New alternatives to car ownership

22 May 2015 | Posted In: #125 Winter 2015, Parking, Planning and Built Environment Issues, Transport, | Author: Ben Aveling

Going car-less still isn’t for everyone, but it has never been easier or cheaper. Ben Aveling explores some four and two wheel alternatives.

Ben-withLiamtheGoGetcarSydney residents have never had so many ways to enjoy the convenience of a car without having to own one. GoGet, GreenShareCar, Hertz 24/7 and Car Next Door are just some of the companies competing with traditional car hire firms.

Unlike traditional car hire compa­nies, car share companies allow you to rent a vehicle for periods of as little as an hour and they have vehicles parked near to where you live. Each car has its own reserved parking place. Members use the internet or the phone to book cars, which they lock and unlock using a swipe card or other similar device.

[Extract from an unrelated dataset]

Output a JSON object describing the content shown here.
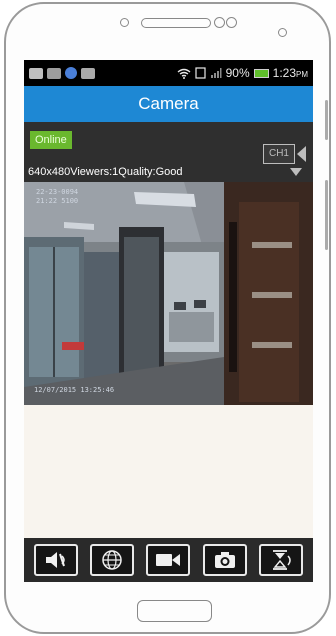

Fees vary from company to company and can include: a joining fee, a refunda­ble deposit, a monthly fee, an hourly fee, a per-kilometre fee and surcharges for some vehicles. Despite all these possi­ ble fees, car sharing can be considera­bly cheaper than owning a car. By one estimate, the cost of owning a $20,000 car, including depreciation, interest charges, insurance, registration, and running costs, can be as much as $6,500 a year. In contrast, using a share car for four hours a week for a year could cost around $1,600.

Each car share firm has its own range of cars, typically including small cars such as a Toyota Yaris, small station wagons, such as the Hyundai 130i but also vans, utes, and premium cars such the Toyota RAV4 and the Audi A1.

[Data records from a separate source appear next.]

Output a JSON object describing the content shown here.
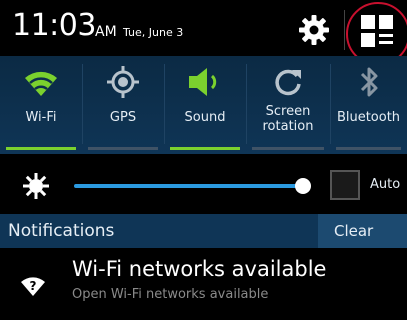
{
  "status_bar": {
    "time": "11:03",
    "ampm": "AM",
    "date": "Tue, June 3",
    "settings_icon": "gear-icon",
    "quick_panel_icon": "grid-toggle-icon"
  },
  "quick_settings": [
    {
      "label": "Wi-Fi",
      "icon": "wifi-icon",
      "on": true
    },
    {
      "label": "GPS",
      "icon": "gps-icon",
      "on": false
    },
    {
      "label": "Sound",
      "icon": "sound-icon",
      "on": true
    },
    {
      "label": "Screen rotation",
      "icon": "rotation-icon",
      "on": false
    },
    {
      "label": "Bluetooth",
      "icon": "bluetooth-icon",
      "on": false
    }
  ],
  "brightness": {
    "level_fraction": 0.97,
    "auto_label": "Auto",
    "auto_checked": false
  },
  "notifications": {
    "title": "Notifications",
    "clear_label": "Clear",
    "items": [
      {
        "title": "Wi-Fi networks available",
        "subtitle": "Open Wi-Fi networks available",
        "icon": "wifi-question-icon"
      }
    ]
  },
  "colors": {
    "accent_on": "#7bd12e",
    "slider_blue": "#2b9ae0",
    "highlight_red": "#c8102e"
  }
}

Only GoGet allows pets, provides child seats, or permits learners, and only in some of its cars and none of these firms allow smoking in their cars. GoGet has by far the most cars, and will therefore be the most convenient for many people.

Car Next Door differ from the other car share firms in that they don’t own their own cars. Like Airbnb, they have borrowers and owners. Owners rent their cars to borrowers and Car Next Door takes a cut. Instead of swipe cards, the car keys are left in a box on the side of a car, and unlocked via a PIN number delivered via SMS. Car Next Door have the widest range of different cars, and perhaps the cheapest rates. Another alternative to Car Next Door is Drive My Car which has a similar model of borrowers and owners, but focuses on car hires of at least 7 days.

All of these car share companies allow you to not own a car but still have one when needed; or to own a car and have occasional access to a second car or a range of different types of motor-vehicles when needed.

Where car share doesn’t work well is for people who regularly use their car for more than a few hours a day, for example people who drive to work. If a vehicle is used for more than about 12 hours a week, the higher cost per hour of car share will outweigh the higher fixed costs of car ownership.

For some people, a better alternative to cars and car hire is bike hire. There are a number of hire bike providers in Sydney, perhaps the cheapest of which is The Green Living Centre Bike Library, a joint initiative of the City of Sydney and Marrickville Council. Operating from 218 King St,

“Under the car share model, the cost of using the vehicle is more visible, and the cost is per trip, encouraging car share members to drive less. Therefore, car share members do more shopping locally and are more likely to use public transport, or to walk, or to cycle”

Newtown, The Green Living Centre Bike Library hires not just conventional bikes, but also cargo bikes and bike trail­ers, many with ‘electric assist’. There is a small joining fee. Bikes are free for up to three hours or are $10 a day or $20 for a weekend. There are cargo bikes and trailers that are designed for carrying small children, and there are bikes and trailers that are for carrying small loads. A week’s shopping, or more, is certainly manageable. Electric assist doesn’t mean that the rider doesn’t need to pedal, though such bikes do exist. Electric assist means the rider doesn’t need to pedal as hard, making longer trips and heavier loads more practical than they would otherwise have been.

Councils provide these bikes and provide car-share companies with cheap (but not free) permanent car-parks because doing so reduces total demand for parking. While car share schemes permanently use car spaces, car sharing means that some people don’t own a car, or don’t own a second car. This frees up more car spaces than are used by car share companies.

Another motivating factor for inner city councils concerned about congestion is that car share members drive less than car owners, even though they pay less to drive. The explanation is that if you own a car many of the main costs of ownership are fixed – regardless of how many or how few kilometres you drive, the car will still depre­ciate, and interest, insurance, registration and other costs will still need to be paid. Under the car share model, the cost of using the vehicle is more visible, and the cost is per trip, encouraging car share members to drive less. There­fore, car share members do more shopping locally and are more likely to use public transport, or to walk, or to cycle.

Car sharing isn’t for everyone, but for anyone who has a car that is only used occasionally, it is well worth exploring.

Ben Aveling is a Co-Convenor of the Alexandria Residents Action Group (ARAG)